__Exercise objective__.
Retype the data that follows line by line, exactly, and leave its pictures out.

__Source material__.
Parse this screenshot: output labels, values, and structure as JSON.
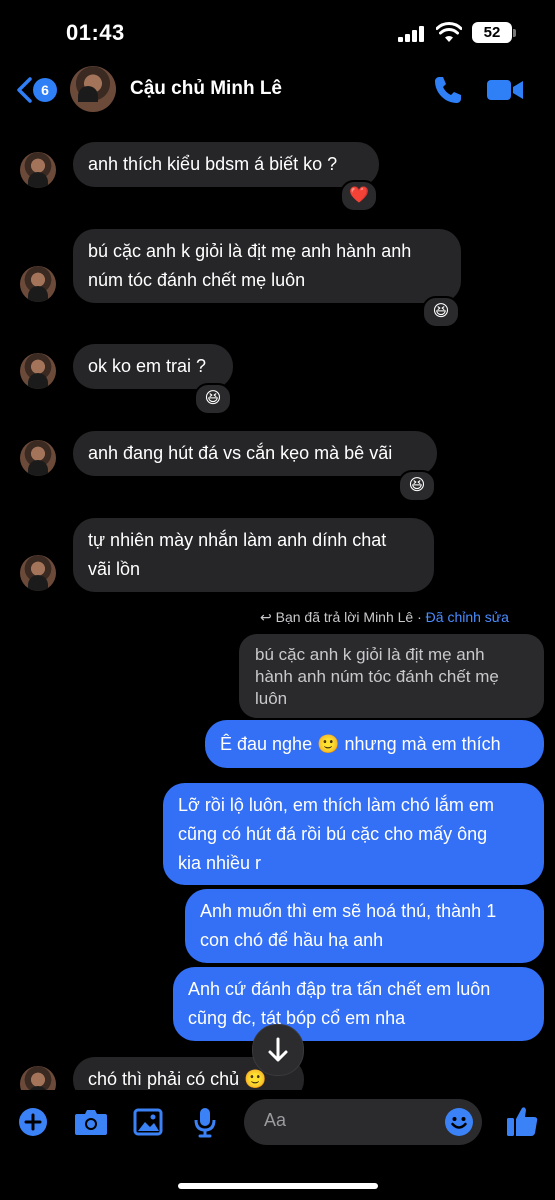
{
  "status": {
    "time": "01:43",
    "battery": "52"
  },
  "header": {
    "back_count": "6",
    "contact_name": "Cậu chủ Minh Lê"
  },
  "messages": {
    "m1": {
      "text": "anh thích kiểu bdsm á biết ko ?",
      "reaction": "❤️"
    },
    "m2": {
      "line1": "bú cặc anh k giỏi là địt mẹ anh hành anh",
      "line2": "núm tóc đánh chết mẹ luôn",
      "reaction": "😆"
    },
    "m3": {
      "text": "ok ko em trai ?",
      "reaction": "😆"
    },
    "m4": {
      "text": "anh đang hút đá vs cắn kẹo mà bê vãi",
      "reaction": "😆"
    },
    "m5": {
      "line1": "tự nhiên mày nhắn làm anh dính chat",
      "line2": "vãi lồn"
    },
    "reply_note": {
      "text": "Bạn đã trả lời Minh Lê · ",
      "edited": "Đã chỉnh sửa"
    },
    "quoted": {
      "line1": "bú cặc anh k giỏi là địt mẹ anh",
      "line2": "hành anh núm tóc đánh chết mẹ",
      "line3": "luôn"
    },
    "o1": {
      "text": "Ê đau nghe 🙂 nhưng mà em thích"
    },
    "o2": {
      "line1": "Lỡ rồi lộ luôn, em thích làm chó lắm em",
      "line2": "cũng có hút đá rồi bú cặc cho mấy ông",
      "line3": "kia nhiều r"
    },
    "o3": {
      "line1": "Anh muốn thì em sẽ hoá thú, thành 1",
      "line2": "con chó để hầu hạ anh"
    },
    "o4": {
      "line1": "Anh cứ đánh đập tra tấn chết em luôn",
      "line2": "cũng đc, tát bóp cổ em nha"
    },
    "m6": {
      "text": "chó thì phải có chủ 🙂"
    }
  },
  "composer": {
    "placeholder": "Aa"
  },
  "colors": {
    "accent": "#3470f6",
    "incoming": "#262628",
    "background": "#000000"
  }
}
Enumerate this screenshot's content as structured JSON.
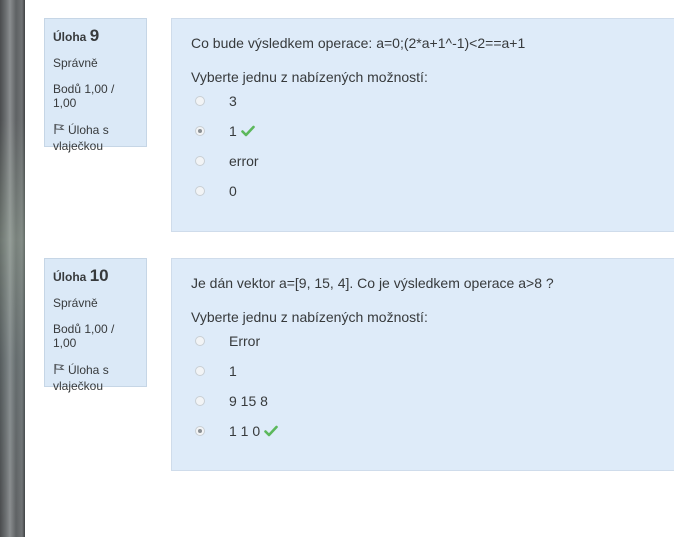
{
  "questions": [
    {
      "label": "Úloha",
      "number": "9",
      "state": "Správně",
      "grade": "Bodů 1,00 / 1,00",
      "flag_text": "Úloha s vlaječkou",
      "text": "Co bude výsledkem operace: a=0;(2*a+1^-1)<2==a+1",
      "prompt": "Vyberte jednu z nabízených možností:",
      "answers": [
        {
          "label": "3",
          "selected": false,
          "correct_mark": false
        },
        {
          "label": "1",
          "selected": true,
          "correct_mark": true
        },
        {
          "label": "error",
          "selected": false,
          "correct_mark": false
        },
        {
          "label": "0",
          "selected": false,
          "correct_mark": false
        }
      ]
    },
    {
      "label": "Úloha",
      "number": "10",
      "state": "Správně",
      "grade": "Bodů 1,00 / 1,00",
      "flag_text": "Úloha s vlaječkou",
      "text": "Je dán vektor a=[9, 15, 4].  Co je výsledkem operace a>8 ?",
      "prompt": "Vyberte jednu z nabízených možností:",
      "answers": [
        {
          "label": "Error",
          "selected": false,
          "correct_mark": false
        },
        {
          "label": "1",
          "selected": false,
          "correct_mark": false
        },
        {
          "label": "9 15 8",
          "selected": false,
          "correct_mark": false
        },
        {
          "label": "1 1 0",
          "selected": true,
          "correct_mark": true
        }
      ]
    }
  ],
  "colors": {
    "correct_check": "#5cb85c",
    "panel_background": "#deebf9"
  },
  "icons": {
    "flag": "flag-icon",
    "check": "check-icon"
  }
}
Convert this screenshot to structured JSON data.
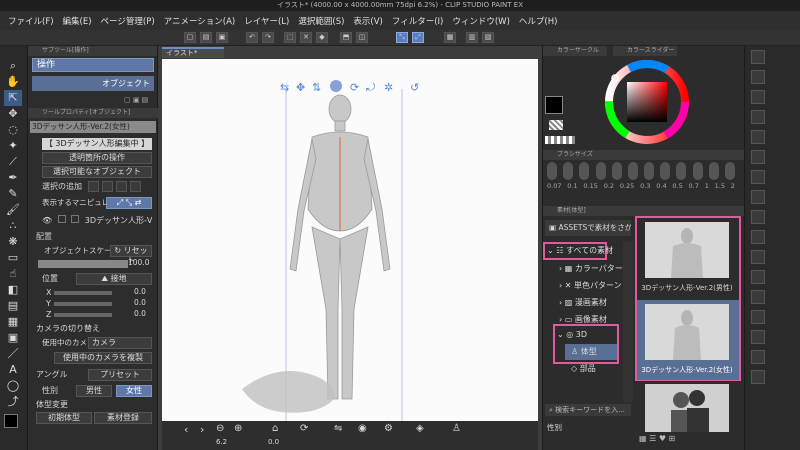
{
  "window": {
    "title": "イラスト* (4000.00 x 4000.00mm 75dpi 6.2%)  - CLIP STUDIO PAINT EX"
  },
  "menu": [
    "ファイル(F)",
    "編集(E)",
    "ページ管理(P)",
    "アニメーション(A)",
    "レイヤー(L)",
    "選択範囲(S)",
    "表示(V)",
    "フィルター(I)",
    "ウィンドウ(W)",
    "ヘルプ(H)"
  ],
  "subtool": {
    "header": "サブツール[操作]",
    "active": "操作",
    "item": "オブジェクト"
  },
  "toolprop": {
    "header": "ツールプロパティ[オブジェクト]",
    "object_name": "3Dデッサン人形-Ver.2(女性)",
    "editing_banner": "【 3Dデッサン人形編集中 】",
    "transparent_op": "透明箇所の操作",
    "selectable_object": "選択可能なオブジェクト",
    "add_selection": "選択の追加",
    "manipulator": "表示するマニピュレータ",
    "layer_item": "3Dデッサン人形-V",
    "placement": "配置",
    "object_scale": "オブジェクトスケール",
    "reset": "リセット",
    "scale_value": "100.0",
    "position": "位置",
    "ground": "接地",
    "x_label": "X",
    "x_value": "0.0",
    "y_label": "Y",
    "y_value": "0.0",
    "z_label": "Z",
    "z_value": "0.0",
    "camera_switch": "カメラの切り替え",
    "camera_in_use": "使用中のカメラ",
    "camera": "カメラ",
    "copy_camera": "使用中のカメラを複製",
    "angle": "アングル",
    "preset": "プリセット",
    "gender": "性別",
    "male": "男性",
    "female": "女性",
    "body_change": "体型変更",
    "initial_body": "初期体型",
    "register_material": "素材登録"
  },
  "canvas": {
    "tab": "イラスト*"
  },
  "bottombar": {
    "zoom": "6.2",
    "angle": "0.0"
  },
  "color": {
    "header1": "カラーサークル",
    "header2": "カラースライダー",
    "fg": "#000000",
    "accent": "#e05aa0"
  },
  "brushsize": {
    "header": "ブラシサイズ",
    "sizes": [
      "0.07",
      "0.1",
      "0.15",
      "0.2",
      "0.25",
      "0.3",
      "0.4",
      "0.5",
      "0.7",
      "1",
      "1.5",
      "2"
    ]
  },
  "material": {
    "header": "素材[体型]",
    "search_prompt": "ASSETSで素材をさがす",
    "tree": [
      "すべての素材",
      "カラーパターン",
      "単色パターン",
      "漫画素材",
      "画像素材",
      "3D",
      "体型",
      "部品"
    ],
    "items": [
      "3Dデッサン人形-Ver.2(男性)",
      "3Dデッサン人形-Ver.2(女性)"
    ],
    "search_placeholder": "検索キーワードを入...",
    "filter": "性別"
  }
}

__Exercise output__.
Parse this screenshot: output labels, values, and structure as JSON.
{
  "status": {
    "time": "01:43",
    "battery": "52"
  },
  "header": {
    "back_count": "6",
    "contact_name": "Cậu chủ Minh Lê"
  },
  "messages": {
    "m1": {
      "text": "anh thích kiểu bdsm á biết ko ?",
      "reaction": "❤️"
    },
    "m2": {
      "line1": "bú cặc anh k giỏi là địt mẹ anh hành anh",
      "line2": "núm tóc đánh chết mẹ luôn",
      "reaction": "😆"
    },
    "m3": {
      "text": "ok ko em trai ?",
      "reaction": "😆"
    },
    "m4": {
      "text": "anh đang hút đá vs cắn kẹo mà bê vãi",
      "reaction": "😆"
    },
    "m5": {
      "line1": "tự nhiên mày nhắn làm anh dính chat",
      "line2": "vãi lồn"
    },
    "reply_note": {
      "text": "Bạn đã trả lời Minh Lê · ",
      "edited": "Đã chỉnh sửa"
    },
    "quoted": {
      "line1": "bú cặc anh k giỏi là địt mẹ anh",
      "line2": "hành anh núm tóc đánh chết mẹ",
      "line3": "luôn"
    },
    "o1": {
      "text": "Ê đau nghe 🙂 nhưng mà em thích"
    },
    "o2": {
      "line1": "Lỡ rồi lộ luôn, em thích làm chó lắm em",
      "line2": "cũng có hút đá rồi bú cặc cho mấy ông",
      "line3": "kia nhiều r"
    },
    "o3": {
      "line1": "Anh muốn thì em sẽ hoá thú, thành 1",
      "line2": "con chó để hầu hạ anh"
    },
    "o4": {
      "line1": "Anh cứ đánh đập tra tấn chết em luôn",
      "line2": "cũng đc, tát bóp cổ em nha"
    },
    "m6": {
      "text": "chó thì phải có chủ 🙂"
    }
  },
  "composer": {
    "placeholder": "Aa"
  },
  "colors": {
    "accent": "#3470f6",
    "incoming": "#262628",
    "background": "#000000"
  }
}
Enumerate this screenshot's content as structured JSON.
{
  "questions": [
    {
      "label": "Úloha",
      "number": "9",
      "state": "Správně",
      "grade": "Bodů 1,00 / 1,00",
      "flag_text": "Úloha s vlaječkou",
      "text": "Co bude výsledkem operace: a=0;(2*a+1^-1)<2==a+1",
      "prompt": "Vyberte jednu z nabízených možností:",
      "answers": [
        {
          "label": "3",
          "selected": false,
          "correct_mark": false
        },
        {
          "label": "1",
          "selected": true,
          "correct_mark": true
        },
        {
          "label": "error",
          "selected": false,
          "correct_mark": false
        },
        {
          "label": "0",
          "selected": false,
          "correct_mark": false
        }
      ]
    },
    {
      "label": "Úloha",
      "number": "10",
      "state": "Správně",
      "grade": "Bodů 1,00 / 1,00",
      "flag_text": "Úloha s vlaječkou",
      "text": "Je dán vektor a=[9, 15, 4].  Co je výsledkem operace a>8 ?",
      "prompt": "Vyberte jednu z nabízených možností:",
      "answers": [
        {
          "label": "Error",
          "selected": false,
          "correct_mark": false
        },
        {
          "label": "1",
          "selected": false,
          "correct_mark": false
        },
        {
          "label": "9 15 8",
          "selected": false,
          "correct_mark": false
        },
        {
          "label": "1 1 0",
          "selected": true,
          "correct_mark": true
        }
      ]
    }
  ],
  "colors": {
    "correct_check": "#5cb85c",
    "panel_background": "#deebf9"
  },
  "icons": {
    "flag": "flag-icon",
    "check": "check-icon"
  }
}
Convert this screenshot to structured JSON data.
{
  "window": {
    "title": "イラスト* (4000.00 x 4000.00mm 75dpi 6.2%)  - CLIP STUDIO PAINT EX"
  },
  "menu": [
    "ファイル(F)",
    "編集(E)",
    "ページ管理(P)",
    "アニメーション(A)",
    "レイヤー(L)",
    "選択範囲(S)",
    "表示(V)",
    "フィルター(I)",
    "ウィンドウ(W)",
    "ヘルプ(H)"
  ],
  "subtool": {
    "header": "サブツール[操作]",
    "active": "操作",
    "item": "オブジェクト"
  },
  "toolprop": {
    "header": "ツールプロパティ[オブジェクト]",
    "object_name": "3Dデッサン人形-Ver.2(女性)",
    "editing_banner": "【 3Dデッサン人形編集中 】",
    "transparent_op": "透明箇所の操作",
    "selectable_object": "選択可能なオブジェクト",
    "add_selection": "選択の追加",
    "manipulator": "表示するマニピュレータ",
    "layer_item": "3Dデッサン人形-V",
    "placement": "配置",
    "object_scale": "オブジェクトスケール",
    "reset": "リセット",
    "scale_value": "100.0",
    "position": "位置",
    "ground": "接地",
    "x_label": "X",
    "x_value": "0.0",
    "y_label": "Y",
    "y_value": "0.0",
    "z_label": "Z",
    "z_value": "0.0",
    "camera_switch": "カメラの切り替え",
    "camera_in_use": "使用中のカメラ",
    "camera": "カメラ",
    "copy_camera": "使用中のカメラを複製",
    "angle": "アングル",
    "preset": "プリセット",
    "gender": "性別",
    "male": "男性",
    "female": "女性",
    "body_change": "体型変更",
    "initial_body": "初期体型",
    "register_material": "素材登録"
  },
  "canvas": {
    "tab": "イラスト*"
  },
  "bottombar": {
    "zoom": "6.2",
    "angle": "0.0"
  },
  "color": {
    "header1": "カラーサークル",
    "header2": "カラースライダー",
    "fg": "#000000",
    "accent": "#e05aa0"
  },
  "brushsize": {
    "header": "ブラシサイズ",
    "sizes": [
      "0.07",
      "0.1",
      "0.15",
      "0.2",
      "0.25",
      "0.3",
      "0.4",
      "0.5",
      "0.7",
      "1",
      "1.5",
      "2"
    ]
  },
  "material": {
    "header": "素材[体型]",
    "search_prompt": "ASSETSで素材をさがす",
    "tree": [
      "すべての素材",
      "カラーパターン",
      "単色パターン",
      "漫画素材",
      "画像素材",
      "3D",
      "体型",
      "部品"
    ],
    "items": [
      "3Dデッサン人形-Ver.2(男性)",
      "3Dデッサン人形-Ver.2(女性)"
    ],
    "search_placeholder": "検索キーワードを入...",
    "filter": "性別"
  }
}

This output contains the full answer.